» Your goal:
Go through the records and restate them word for word, omitting images.

****************************************

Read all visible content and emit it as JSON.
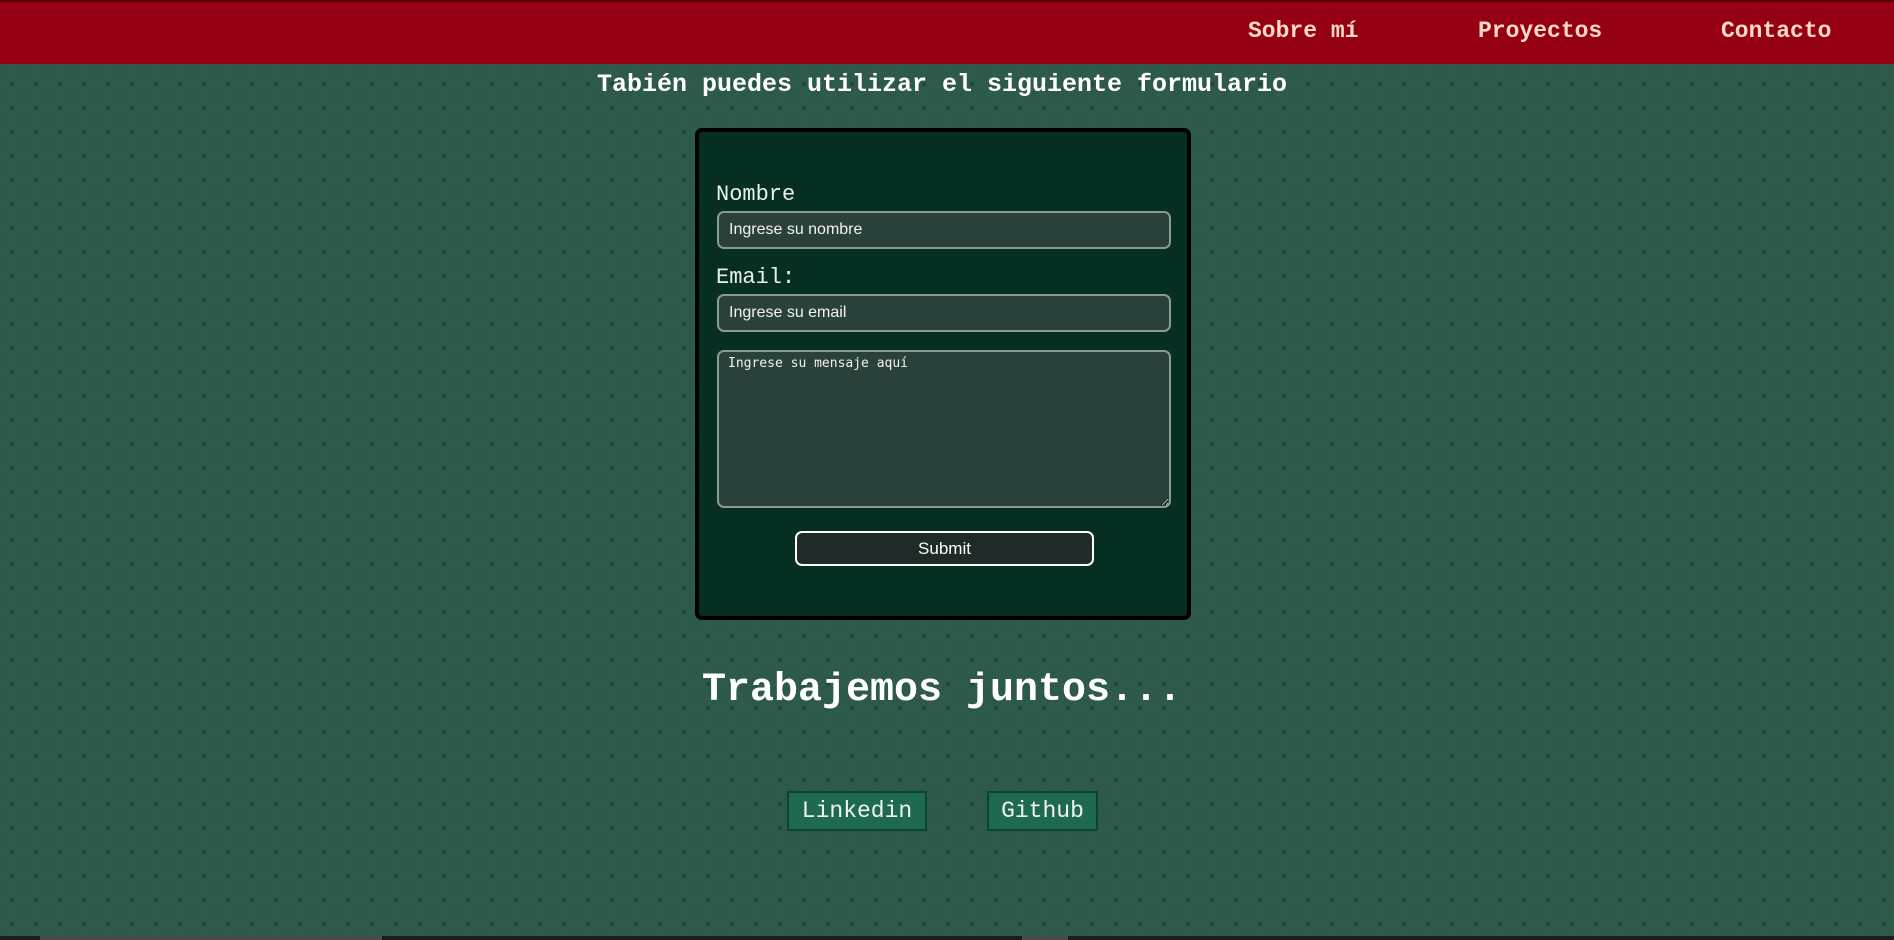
{
  "nav": {
    "items": [
      {
        "label": "Sobre mí"
      },
      {
        "label": "Proyectos"
      },
      {
        "label": "Contacto"
      }
    ]
  },
  "form_section": {
    "heading": "Tabién puedes utilizar el siguiente formulario",
    "name_label": "Nombre",
    "name_placeholder": "Ingrese su nombre",
    "email_label": "Email:",
    "email_placeholder": "Ingrese su email",
    "message_placeholder": "Ingrese su mensaje aquí",
    "submit_label": "Submit"
  },
  "social": {
    "heading": "Trabajemos juntos...",
    "links": [
      {
        "label": "Linkedin"
      },
      {
        "label": "Github"
      }
    ]
  },
  "colors": {
    "navbar": "#950014",
    "nav_text": "#ffd9c7",
    "page_background": "#2e5a4c",
    "form_background": "#062e22",
    "input_background": "#2a403b",
    "social_button": "#1e6a4f"
  }
}
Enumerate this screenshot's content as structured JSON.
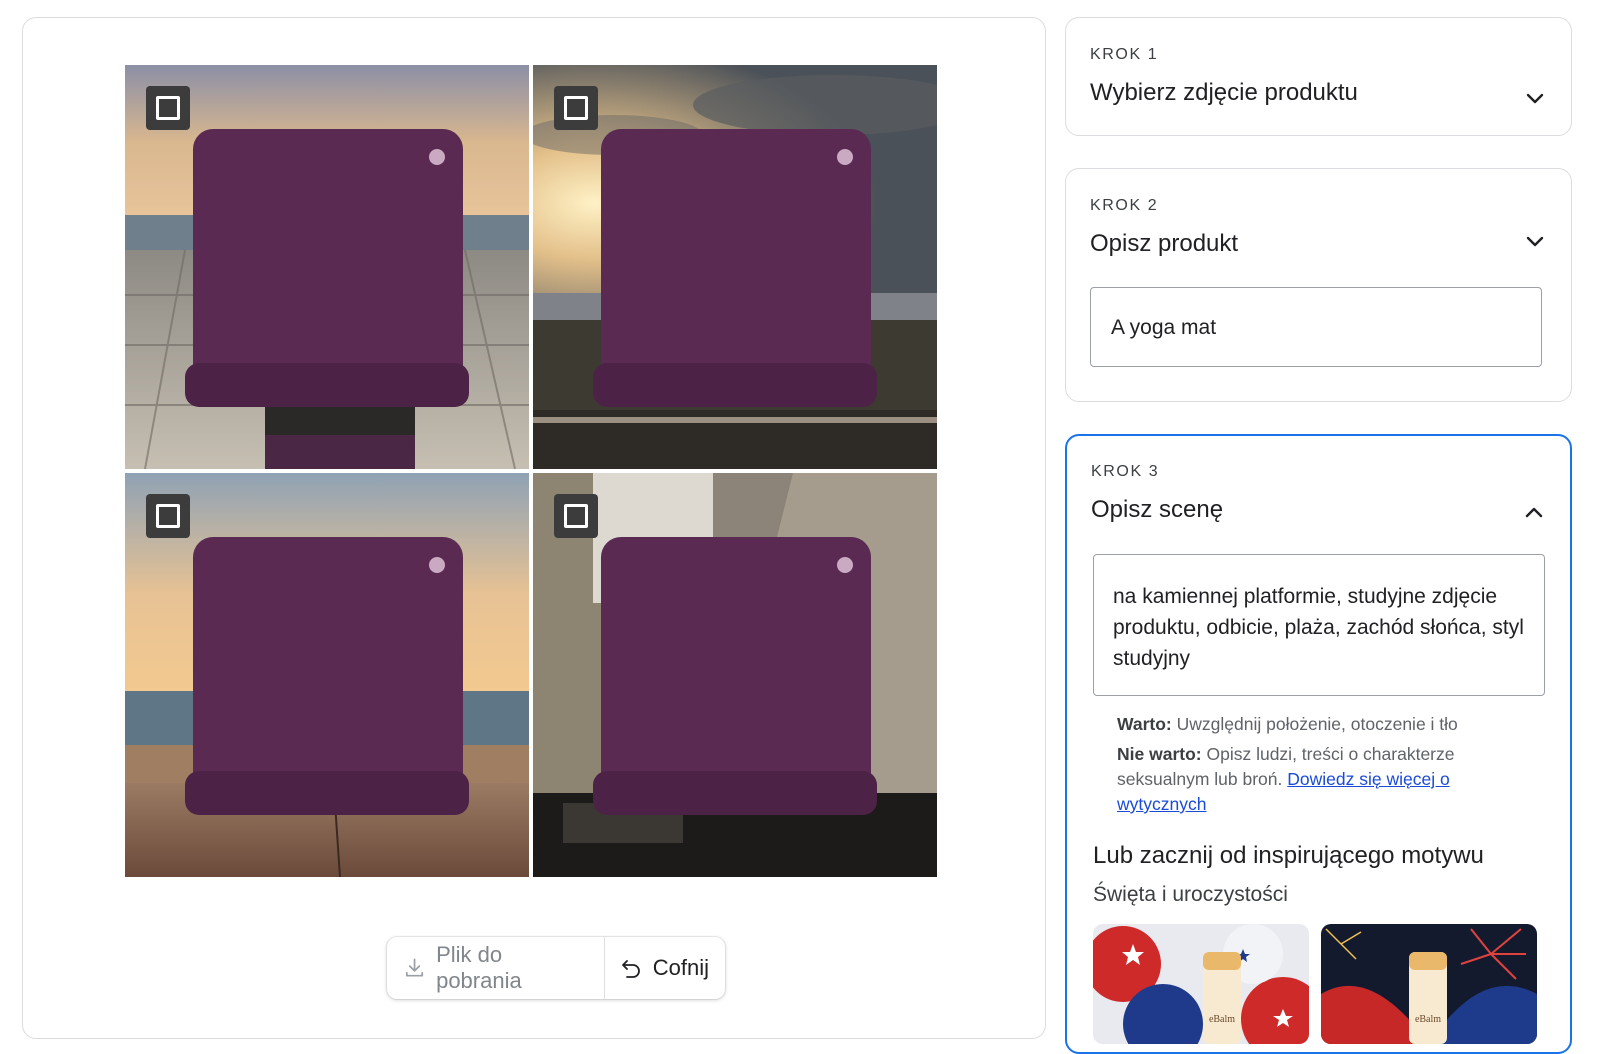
{
  "gallery": {
    "tiles": [
      {
        "name": "generated-image-1",
        "scene": "stone-pier-sea-sunset",
        "selected": false
      },
      {
        "name": "generated-image-2",
        "scene": "sunset-clouds-reflective-platform",
        "selected": false
      },
      {
        "name": "generated-image-3",
        "scene": "beach-sunset-platform",
        "selected": false
      },
      {
        "name": "generated-image-4",
        "scene": "rock-wall-water-reflection",
        "selected": false
      }
    ],
    "product_color": "#5a2a52"
  },
  "actions": {
    "download_label": "Plik do pobrania",
    "undo_label": "Cofnij",
    "download_icon": "download-icon",
    "undo_icon": "undo-icon"
  },
  "steps": [
    {
      "label": "KROK 1",
      "title": "Wybierz zdjęcie produktu",
      "expanded": false
    },
    {
      "label": "KROK 2",
      "title": "Opisz produkt",
      "expanded": false,
      "input_value": "A yoga mat"
    },
    {
      "label": "KROK 3",
      "title": "Opisz scenę",
      "expanded": true,
      "textarea_value": "na kamiennej platformie, studyjne zdjęcie produktu, odbicie, plaża, zachód słońca, styl studyjny"
    }
  ],
  "hints": {
    "do_label": "Warto:",
    "do_text": "Uwzględnij położenie, otoczenie i tło",
    "dont_label": "Nie warto:",
    "dont_text": "Opisz ludzi, treści o charakterze seksualnym lub broń.",
    "link_text": "Dowiedz się więcej o wytycznych"
  },
  "themes": {
    "title": "Lub zacznij od inspirującego motywu",
    "category": "Święta i uroczystości",
    "cards": [
      {
        "name": "theme-balloons-stars",
        "product_label": "eBalm"
      },
      {
        "name": "theme-fireworks-fans",
        "product_label": "eBalm"
      }
    ]
  },
  "colors": {
    "accent": "#1a73e8",
    "border": "#dadce0",
    "link": "#1a4bd8"
  }
}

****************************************

» Written answer:
Read all visible content and emit it as JSON.
{
  "nav": {
    "items": [
      {
        "label": "Sobre mí"
      },
      {
        "label": "Proyectos"
      },
      {
        "label": "Contacto"
      }
    ]
  },
  "form_section": {
    "heading": "Tabién puedes utilizar el siguiente formulario",
    "name_label": "Nombre",
    "name_placeholder": "Ingrese su nombre",
    "email_label": "Email:",
    "email_placeholder": "Ingrese su email",
    "message_placeholder": "Ingrese su mensaje aquí",
    "submit_label": "Submit"
  },
  "social": {
    "heading": "Trabajemos juntos...",
    "links": [
      {
        "label": "Linkedin"
      },
      {
        "label": "Github"
      }
    ]
  },
  "colors": {
    "navbar": "#950014",
    "nav_text": "#ffd9c7",
    "page_background": "#2e5a4c",
    "form_background": "#062e22",
    "input_background": "#2a403b",
    "social_button": "#1e6a4f"
  }
}
Enumerate this screenshot's content as structured JSON.
{
  "gallery": {
    "tiles": [
      {
        "name": "generated-image-1",
        "scene": "stone-pier-sea-sunset",
        "selected": false
      },
      {
        "name": "generated-image-2",
        "scene": "sunset-clouds-reflective-platform",
        "selected": false
      },
      {
        "name": "generated-image-3",
        "scene": "beach-sunset-platform",
        "selected": false
      },
      {
        "name": "generated-image-4",
        "scene": "rock-wall-water-reflection",
        "selected": false
      }
    ],
    "product_color": "#5a2a52"
  },
  "actions": {
    "download_label": "Plik do pobrania",
    "undo_label": "Cofnij",
    "download_icon": "download-icon",
    "undo_icon": "undo-icon"
  },
  "steps": [
    {
      "label": "KROK 1",
      "title": "Wybierz zdjęcie produktu",
      "expanded": false
    },
    {
      "label": "KROK 2",
      "title": "Opisz produkt",
      "expanded": false,
      "input_value": "A yoga mat"
    },
    {
      "label": "KROK 3",
      "title": "Opisz scenę",
      "expanded": true,
      "textarea_value": "na kamiennej platformie, studyjne zdjęcie produktu, odbicie, plaża, zachód słońca, styl studyjny"
    }
  ],
  "hints": {
    "do_label": "Warto:",
    "do_text": "Uwzględnij położenie, otoczenie i tło",
    "dont_label": "Nie warto:",
    "dont_text": "Opisz ludzi, treści o charakterze seksualnym lub broń.",
    "link_text": "Dowiedz się więcej o wytycznych"
  },
  "themes": {
    "title": "Lub zacznij od inspirującego motywu",
    "category": "Święta i uroczystości",
    "cards": [
      {
        "name": "theme-balloons-stars",
        "product_label": "eBalm"
      },
      {
        "name": "theme-fireworks-fans",
        "product_label": "eBalm"
      }
    ]
  },
  "colors": {
    "accent": "#1a73e8",
    "border": "#dadce0",
    "link": "#1a4bd8"
  }
}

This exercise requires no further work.